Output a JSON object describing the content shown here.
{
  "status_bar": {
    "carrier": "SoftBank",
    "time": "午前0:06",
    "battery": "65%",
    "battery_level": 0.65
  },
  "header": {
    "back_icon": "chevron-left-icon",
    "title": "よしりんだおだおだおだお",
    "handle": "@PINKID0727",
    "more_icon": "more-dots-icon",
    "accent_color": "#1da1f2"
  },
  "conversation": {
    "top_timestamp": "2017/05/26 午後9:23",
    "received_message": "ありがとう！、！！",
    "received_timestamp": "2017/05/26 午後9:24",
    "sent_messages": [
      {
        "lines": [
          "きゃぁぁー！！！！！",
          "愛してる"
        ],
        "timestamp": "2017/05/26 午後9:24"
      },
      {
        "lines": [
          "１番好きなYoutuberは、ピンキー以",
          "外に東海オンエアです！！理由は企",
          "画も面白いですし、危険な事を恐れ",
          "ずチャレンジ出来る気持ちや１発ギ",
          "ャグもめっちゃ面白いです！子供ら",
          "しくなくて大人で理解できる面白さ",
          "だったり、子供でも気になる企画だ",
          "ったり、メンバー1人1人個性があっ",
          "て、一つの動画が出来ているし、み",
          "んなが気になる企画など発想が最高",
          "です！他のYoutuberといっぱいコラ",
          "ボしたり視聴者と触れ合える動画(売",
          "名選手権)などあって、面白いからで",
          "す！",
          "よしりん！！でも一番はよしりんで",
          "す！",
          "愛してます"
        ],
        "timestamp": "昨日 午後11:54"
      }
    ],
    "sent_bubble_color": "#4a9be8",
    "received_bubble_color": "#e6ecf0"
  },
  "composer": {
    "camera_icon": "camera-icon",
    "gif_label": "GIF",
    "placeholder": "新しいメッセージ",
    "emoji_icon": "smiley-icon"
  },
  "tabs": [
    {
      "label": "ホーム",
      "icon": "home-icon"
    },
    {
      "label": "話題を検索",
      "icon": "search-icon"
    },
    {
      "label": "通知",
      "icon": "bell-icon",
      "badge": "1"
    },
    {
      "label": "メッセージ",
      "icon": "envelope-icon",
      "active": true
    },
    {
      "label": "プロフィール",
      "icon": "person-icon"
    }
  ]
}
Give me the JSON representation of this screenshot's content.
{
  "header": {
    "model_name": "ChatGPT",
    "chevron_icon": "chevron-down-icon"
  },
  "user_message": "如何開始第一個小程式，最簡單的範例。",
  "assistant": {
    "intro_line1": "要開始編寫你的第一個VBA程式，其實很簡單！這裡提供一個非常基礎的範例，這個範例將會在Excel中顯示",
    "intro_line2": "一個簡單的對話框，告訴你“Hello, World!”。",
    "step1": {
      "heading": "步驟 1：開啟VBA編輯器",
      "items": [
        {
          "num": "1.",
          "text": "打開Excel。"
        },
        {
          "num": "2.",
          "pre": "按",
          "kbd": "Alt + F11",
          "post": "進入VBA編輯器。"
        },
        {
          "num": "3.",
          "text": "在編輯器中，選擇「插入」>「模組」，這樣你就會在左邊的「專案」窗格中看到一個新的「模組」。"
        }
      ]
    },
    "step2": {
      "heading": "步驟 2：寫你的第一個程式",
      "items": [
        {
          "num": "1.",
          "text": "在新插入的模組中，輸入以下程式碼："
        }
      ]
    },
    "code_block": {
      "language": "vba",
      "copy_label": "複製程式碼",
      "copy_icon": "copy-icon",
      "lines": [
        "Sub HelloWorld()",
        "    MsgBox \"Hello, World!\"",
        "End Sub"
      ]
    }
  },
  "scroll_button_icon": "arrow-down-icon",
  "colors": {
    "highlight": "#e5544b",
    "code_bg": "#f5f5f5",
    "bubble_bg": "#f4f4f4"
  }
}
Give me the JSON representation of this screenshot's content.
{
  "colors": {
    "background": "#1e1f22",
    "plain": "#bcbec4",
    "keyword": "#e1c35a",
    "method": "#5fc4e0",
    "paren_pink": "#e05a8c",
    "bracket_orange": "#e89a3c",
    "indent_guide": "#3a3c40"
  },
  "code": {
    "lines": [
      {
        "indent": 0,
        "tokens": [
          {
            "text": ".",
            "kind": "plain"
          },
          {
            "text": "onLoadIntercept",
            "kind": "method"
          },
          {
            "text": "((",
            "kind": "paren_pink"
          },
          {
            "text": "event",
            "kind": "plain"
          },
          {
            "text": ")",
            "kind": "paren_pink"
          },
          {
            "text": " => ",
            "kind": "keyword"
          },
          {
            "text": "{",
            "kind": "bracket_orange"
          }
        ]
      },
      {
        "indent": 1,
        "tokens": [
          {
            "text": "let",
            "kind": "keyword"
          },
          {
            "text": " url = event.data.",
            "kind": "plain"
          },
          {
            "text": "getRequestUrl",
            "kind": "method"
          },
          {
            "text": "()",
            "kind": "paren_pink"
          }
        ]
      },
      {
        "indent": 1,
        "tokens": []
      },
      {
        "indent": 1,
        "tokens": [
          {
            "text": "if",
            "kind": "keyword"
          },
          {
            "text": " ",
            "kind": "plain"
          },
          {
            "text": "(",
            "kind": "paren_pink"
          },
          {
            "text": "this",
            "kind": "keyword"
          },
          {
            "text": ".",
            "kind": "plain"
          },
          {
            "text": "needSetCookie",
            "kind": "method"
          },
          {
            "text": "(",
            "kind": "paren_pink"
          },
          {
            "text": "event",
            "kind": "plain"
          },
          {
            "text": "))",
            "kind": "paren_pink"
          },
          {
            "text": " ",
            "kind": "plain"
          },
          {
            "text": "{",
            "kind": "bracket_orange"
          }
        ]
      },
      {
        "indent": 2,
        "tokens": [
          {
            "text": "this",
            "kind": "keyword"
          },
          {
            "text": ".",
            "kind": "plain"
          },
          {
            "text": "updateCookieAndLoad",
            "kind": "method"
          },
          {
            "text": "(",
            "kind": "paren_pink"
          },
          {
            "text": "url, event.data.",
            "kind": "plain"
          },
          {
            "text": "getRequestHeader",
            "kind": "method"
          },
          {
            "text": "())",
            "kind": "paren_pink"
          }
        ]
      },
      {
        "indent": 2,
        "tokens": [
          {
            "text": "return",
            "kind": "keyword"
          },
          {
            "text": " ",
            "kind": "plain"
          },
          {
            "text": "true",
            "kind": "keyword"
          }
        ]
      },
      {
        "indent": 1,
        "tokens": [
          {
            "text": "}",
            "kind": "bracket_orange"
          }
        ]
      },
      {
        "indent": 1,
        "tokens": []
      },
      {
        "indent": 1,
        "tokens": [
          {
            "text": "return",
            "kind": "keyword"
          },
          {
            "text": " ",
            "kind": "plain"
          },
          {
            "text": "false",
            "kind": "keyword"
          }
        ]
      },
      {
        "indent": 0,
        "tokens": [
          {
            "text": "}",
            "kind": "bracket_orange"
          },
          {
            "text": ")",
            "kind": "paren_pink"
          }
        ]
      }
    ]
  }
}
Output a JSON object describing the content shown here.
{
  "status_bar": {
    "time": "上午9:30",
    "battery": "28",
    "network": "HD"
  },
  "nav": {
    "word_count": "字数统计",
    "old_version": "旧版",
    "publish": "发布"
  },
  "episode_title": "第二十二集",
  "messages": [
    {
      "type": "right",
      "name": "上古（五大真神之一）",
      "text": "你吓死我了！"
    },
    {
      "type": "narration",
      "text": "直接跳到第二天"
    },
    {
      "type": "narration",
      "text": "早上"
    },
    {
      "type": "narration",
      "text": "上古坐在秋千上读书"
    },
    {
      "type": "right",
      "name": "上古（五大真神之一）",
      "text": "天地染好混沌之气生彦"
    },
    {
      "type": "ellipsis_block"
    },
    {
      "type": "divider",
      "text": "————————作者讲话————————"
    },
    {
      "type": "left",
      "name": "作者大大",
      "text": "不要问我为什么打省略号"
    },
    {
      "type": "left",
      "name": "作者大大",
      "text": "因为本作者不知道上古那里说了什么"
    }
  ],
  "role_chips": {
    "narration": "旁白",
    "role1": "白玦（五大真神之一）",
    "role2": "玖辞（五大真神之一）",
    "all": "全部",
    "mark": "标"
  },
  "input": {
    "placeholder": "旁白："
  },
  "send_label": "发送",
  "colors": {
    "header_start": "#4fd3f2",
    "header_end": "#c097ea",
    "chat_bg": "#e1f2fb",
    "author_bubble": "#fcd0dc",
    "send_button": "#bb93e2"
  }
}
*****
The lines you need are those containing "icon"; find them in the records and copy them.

    "back_icon": "chevron-left-icon",
    "more_icon": "more-dots-icon",
    "camera_icon": "camera-icon",
    "emoji_icon": "smiley-icon"
      "icon": "home-icon"
      "icon": "search-icon"
      "icon": "bell-icon",
      "icon": "envelope-icon",
      "icon": "person-icon"
    "chevron_icon": "chevron-down-icon"
      "copy_icon": "copy-icon",
  "scroll_button_icon": "arrow-down-icon",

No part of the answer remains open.